WHAT THIS TASK INVOLVES
Copy out every line of the material below, character for character, apart from the pictures.

RAW DATA
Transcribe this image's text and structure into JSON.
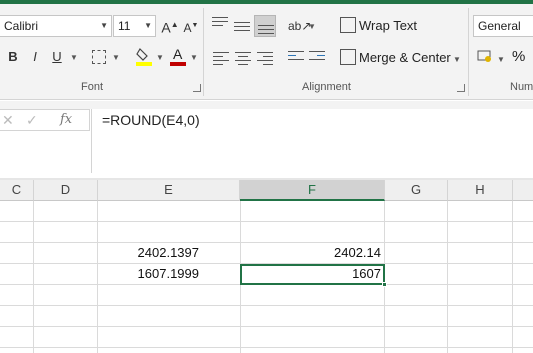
{
  "ribbon": {
    "font_group": {
      "label": "Font",
      "font_name": "Calibri",
      "font_size": "11",
      "grow_label": "A",
      "shrink_label": "A",
      "bold": "B",
      "italic": "I",
      "underline": "U",
      "font_color_label": "A"
    },
    "alignment_group": {
      "label": "Alignment",
      "wrap_text": "Wrap Text",
      "merge_center": "Merge & Center"
    },
    "number_group": {
      "label": "Num",
      "format": "General",
      "percent": "%"
    },
    "colors": {
      "accent": "#217346",
      "fill_yellow": "#ffff00",
      "font_red": "#c00000"
    }
  },
  "formula_bar": {
    "fx": "fx",
    "formula": "=ROUND(E4,0)"
  },
  "grid": {
    "columns": [
      "C",
      "D",
      "E",
      "F",
      "G",
      "H"
    ],
    "selected_column": "F",
    "rows": [
      {
        "E": "2402.1397",
        "F": "2402.14"
      },
      {
        "E": "1607.1999",
        "F": "1607"
      }
    ]
  }
}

SOLUTION TO THIS PROBLEM
Transcribe this image's text and structure into JSON.
{
  "ribbon": {
    "font_group": {
      "label": "Font",
      "font_name": "Calibri",
      "font_size": "11",
      "grow_label": "A",
      "shrink_label": "A",
      "bold": "B",
      "italic": "I",
      "underline": "U",
      "font_color_label": "A"
    },
    "alignment_group": {
      "label": "Alignment",
      "wrap_text": "Wrap Text",
      "merge_center": "Merge & Center"
    },
    "number_group": {
      "label": "Num",
      "format": "General",
      "percent": "%"
    },
    "colors": {
      "accent": "#217346",
      "fill_yellow": "#ffff00",
      "font_red": "#c00000"
    }
  },
  "formula_bar": {
    "fx": "fx",
    "formula": "=ROUND(E4,0)"
  },
  "grid": {
    "columns": [
      "C",
      "D",
      "E",
      "F",
      "G",
      "H"
    ],
    "selected_column": "F",
    "rows": [
      {
        "E": "2402.1397",
        "F": "2402.14"
      },
      {
        "E": "1607.1999",
        "F": "1607"
      }
    ]
  }
}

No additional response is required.